Is the world going to end in next 3.7 bn years?
Washington: The universe and everything in
it could end in less than 3.7 billion years from now, a new
study has claimed.
The universe, began in a Big Bang about 13.7 billion
years ago, has been expanding at an ever accelerating rate
ever since and according to standard cosmology models it is
most likely to expand forever.
But, a team of physicists led by Raphael Bousso from the
University of California, Berkeley, claimed that their
calculations showed the universe would end most probably in
the next 3.7 billion years, the Discovery News reported.
According to the team, there's a "measure problem" in the
cosmological theory of eternal inflation -- the quantum
cosmological model where inflationary bubbles can appear out
Some of these bubbles, each being a universe, expand and
go on forever while others collapse and disappear again. They
pop in and out of existence like bubbles in boiling water,
said the scientists.
In an eternally inflating universe, they said, every
event that is possible will eventually occur -- not just once,
but an infinite number of times. This makes predicting when
each event will occur impossible, such as the probability that
a universe like ours exists.
"If infinitely many observers throughout the universe win
the lottery, on what grounds can one still claim that winning
the lottery is unlikely?" they wrote in blog arXiv.org.
Bousso's and his team have been trying to determine the
number of bubbles that exist at any given time and the number
of 'observers' in each bubble to come up with the relative
frequency of observers that can live in one universe compared
to the relative frequency of observers who can live in another
But the "measure problem" makes calculating this value
impossible. The only way to avoid this conundrum is to
introduce a cut-off point, which then helps make sense again,
By introducing this cut-off, they reached a conclusion
that there is "a 50-50 chance of the universe ending in the
next 3.7 billion years."
However, Charles Lineweaver from the Australian National
University's Mount Stromlo Observatory criticised Bousso's

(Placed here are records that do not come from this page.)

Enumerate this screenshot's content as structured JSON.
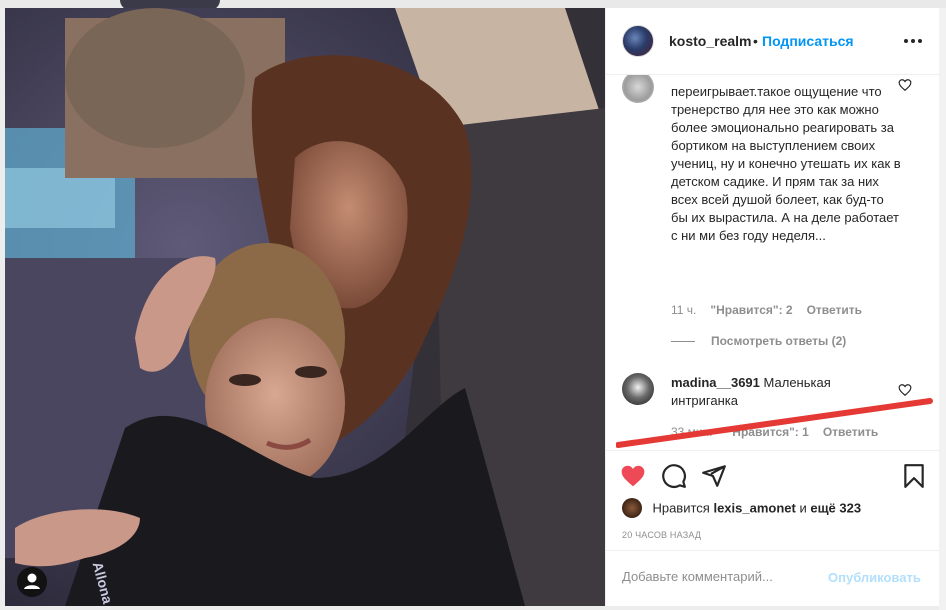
{
  "post": {
    "username": "kosto_realm",
    "separator": "•",
    "follow_label": "Подписаться",
    "more_icon": "more-horizontal-icon"
  },
  "comments": [
    {
      "username_partial": "",
      "text": "переигрывает.такое ощущение что тренерство для нее это как можно более эмоционально реагировать за бортиком на выступлением своих учениц, ну и конечно утешать их как в детском садике. И прям так за них всех всей душой болеет, как буд-то бы их вырастила. А на деле работает с ни ми без году неделя...",
      "time": "11 ч.",
      "likes": "\"Нравится\": 2",
      "reply": "Ответить",
      "view_replies": "Посмотреть ответы (2)"
    },
    {
      "username": "madina__3691",
      "text": "Маленькая интриганка",
      "time": "33 мин.",
      "likes": "\"Нравится\": 1",
      "reply": "Ответить"
    }
  ],
  "actions": {
    "like_icon": "heart-filled-icon",
    "comment_icon": "comment-icon",
    "share_icon": "send-icon",
    "save_icon": "bookmark-icon",
    "like_color": "#ed4956"
  },
  "likes_row": {
    "prefix": "Нравится",
    "user": "lexis_amonet",
    "conj": "и",
    "rest": "ещё 323"
  },
  "timestamp": "20 ЧАСОВ НАЗАД",
  "add_comment": {
    "placeholder": "Добавьте комментарий...",
    "publish_label": "Опубликовать"
  },
  "photo": {
    "jacket_text": "Allona"
  },
  "colors": {
    "link_blue": "#0095f6",
    "publish_disabled": "#b2dffc",
    "annotation_red": "#e53935"
  }
}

theory, saying the team is simply imposing a catastrophe for
The need for a better statistical solution has led the
researchers to a false conclusion about the end of the
universe, Lineweaver said.
He said: "Because the problem won't go away in their
calculations, they conclude the universe must really end.
"Bousso's average life of a universe is a set time, only
because that's what happens when you introduce a cut off point
to get a reasonable probability. It's a statistical technique
being taken probably too seriously."